This can help determine an industry-standard salary base. Use third-party sources like Bureau of Labor Statistics, Glassdoor and Payscale to identify the average & median salaries for similar positions in your area. Consider hiring folks who are already certified versus hiring someone without and offering educational opportunities through the company.
From negotiations to pay increases, know your numbers.
Along with role assessment, you should have a clear comprehension of your salary range. Get to know the numbers. There should be a definitive minimum base amount as well as a cap amount. If possible, project what this salary may be over the next few years. A curious candidate will ask these questions; make sure you have the answers.

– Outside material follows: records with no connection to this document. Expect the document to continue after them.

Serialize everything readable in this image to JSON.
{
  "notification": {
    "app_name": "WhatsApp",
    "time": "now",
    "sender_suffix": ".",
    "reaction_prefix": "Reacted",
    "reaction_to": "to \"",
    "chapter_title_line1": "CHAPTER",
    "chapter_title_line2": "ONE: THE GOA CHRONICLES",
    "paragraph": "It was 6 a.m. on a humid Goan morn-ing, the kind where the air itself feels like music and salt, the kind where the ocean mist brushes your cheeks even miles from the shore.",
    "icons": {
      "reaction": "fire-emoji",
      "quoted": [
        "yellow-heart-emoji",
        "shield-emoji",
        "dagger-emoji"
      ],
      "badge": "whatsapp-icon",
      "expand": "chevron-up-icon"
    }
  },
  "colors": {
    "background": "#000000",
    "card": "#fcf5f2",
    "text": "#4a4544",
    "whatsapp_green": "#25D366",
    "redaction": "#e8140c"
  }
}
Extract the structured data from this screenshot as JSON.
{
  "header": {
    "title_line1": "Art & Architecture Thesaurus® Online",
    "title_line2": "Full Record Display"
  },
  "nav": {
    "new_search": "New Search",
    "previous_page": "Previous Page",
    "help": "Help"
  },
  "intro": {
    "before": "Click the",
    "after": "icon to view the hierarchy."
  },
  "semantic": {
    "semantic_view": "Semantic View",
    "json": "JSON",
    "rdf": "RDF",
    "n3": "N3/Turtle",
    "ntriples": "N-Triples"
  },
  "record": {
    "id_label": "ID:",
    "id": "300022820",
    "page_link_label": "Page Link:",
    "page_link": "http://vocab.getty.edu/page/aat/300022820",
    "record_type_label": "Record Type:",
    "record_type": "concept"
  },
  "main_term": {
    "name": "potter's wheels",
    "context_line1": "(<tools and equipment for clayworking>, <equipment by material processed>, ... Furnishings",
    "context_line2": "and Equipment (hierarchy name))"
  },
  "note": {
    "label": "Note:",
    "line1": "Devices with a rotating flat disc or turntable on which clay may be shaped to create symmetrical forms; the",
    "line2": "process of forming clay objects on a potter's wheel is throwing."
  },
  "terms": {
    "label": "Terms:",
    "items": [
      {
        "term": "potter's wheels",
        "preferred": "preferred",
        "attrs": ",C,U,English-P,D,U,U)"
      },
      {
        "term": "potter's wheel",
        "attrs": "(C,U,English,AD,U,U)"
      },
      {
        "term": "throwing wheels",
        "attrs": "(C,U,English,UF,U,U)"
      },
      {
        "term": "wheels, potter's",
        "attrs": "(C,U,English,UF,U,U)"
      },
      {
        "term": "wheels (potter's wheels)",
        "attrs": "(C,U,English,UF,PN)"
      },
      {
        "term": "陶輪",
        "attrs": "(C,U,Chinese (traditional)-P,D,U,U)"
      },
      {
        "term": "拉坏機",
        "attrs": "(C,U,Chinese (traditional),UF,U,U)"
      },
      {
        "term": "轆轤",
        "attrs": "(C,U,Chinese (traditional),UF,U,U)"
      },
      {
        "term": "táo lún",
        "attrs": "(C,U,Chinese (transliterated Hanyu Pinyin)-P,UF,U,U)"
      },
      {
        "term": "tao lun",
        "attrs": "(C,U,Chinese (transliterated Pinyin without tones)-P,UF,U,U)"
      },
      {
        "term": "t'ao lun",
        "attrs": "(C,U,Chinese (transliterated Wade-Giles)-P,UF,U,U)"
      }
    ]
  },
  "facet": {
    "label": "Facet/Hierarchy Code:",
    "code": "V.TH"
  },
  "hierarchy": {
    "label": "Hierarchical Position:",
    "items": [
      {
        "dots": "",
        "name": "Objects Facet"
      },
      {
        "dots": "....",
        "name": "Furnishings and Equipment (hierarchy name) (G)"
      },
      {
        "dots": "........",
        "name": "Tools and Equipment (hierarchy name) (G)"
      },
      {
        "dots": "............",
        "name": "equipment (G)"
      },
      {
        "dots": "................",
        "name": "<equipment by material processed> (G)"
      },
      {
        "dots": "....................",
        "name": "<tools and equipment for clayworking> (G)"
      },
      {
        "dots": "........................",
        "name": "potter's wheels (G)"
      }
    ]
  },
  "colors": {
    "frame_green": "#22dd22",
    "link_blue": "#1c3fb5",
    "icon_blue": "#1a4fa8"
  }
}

Having your range sets a parameter for the most you can afford and prepares you for the least a candidate will accept. Be flexible. Don’t lowball anyone but be cautious with your offer. It’s better to have some wiggle room than to give a max offer and lose a qualified candidate because you can’t match their counter offer.

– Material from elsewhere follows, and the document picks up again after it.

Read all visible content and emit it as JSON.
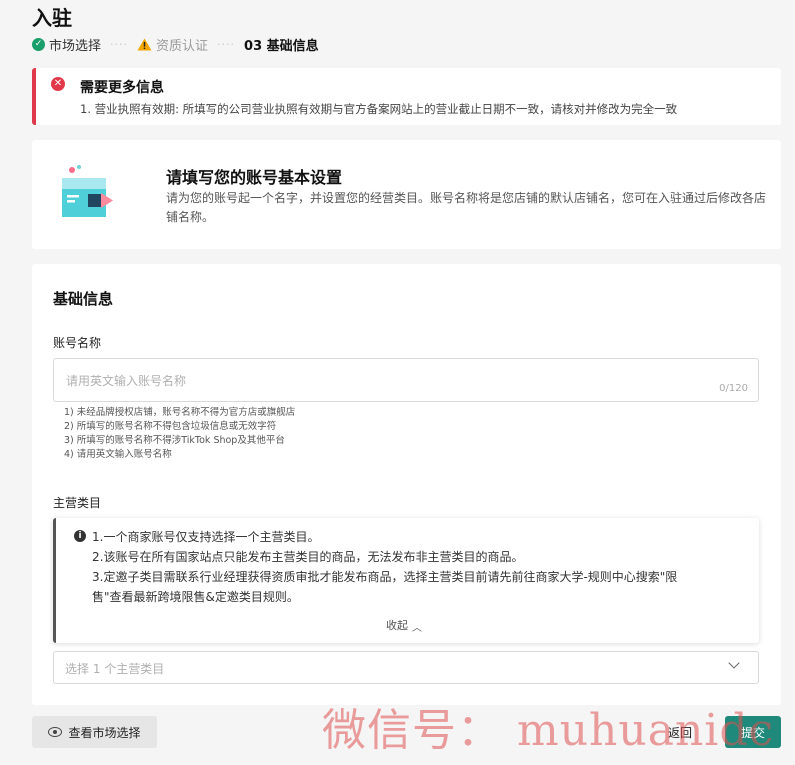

Having a salary increase path laid out in an offer will empower employees and give them the confidence to succeed. It lets them know you have put thought into their value because you care. Transparency and set expectations can be key to retention. Consider your company’s policies:
- Timely reviews
Whether quarterly or annually, reviews should be marked on the calendar and given priority. They let your employees know where they can improve or what you need to provide before it’s too late.
- Pay increase schedule
Clearly state when raises are considered, and how much the limit is whether this is a dollar amount or percentage. Employees may not be productive if they are looking for higher-paying jobs. If they know they are sure to earn more, they will work harder to prove they deserve when the time comes.
First 30, 60, 90 days. Define any trial periods before PTO and sick days kick in. This gives you some insurance that a new employee is serious.
Offer performance incentives that are tied to achievable goals.
Remember that when you are looking for the best of the best, those future employees know their worth. The higher you pay, the higher the bar is set. Offering high salaries creates a strong work performance precedent from the beginning. If it’s not you who will pay them what they are worth, someone else will. Don’t lose out because you were pinchin’ pennies. It will end up costing you more in the end.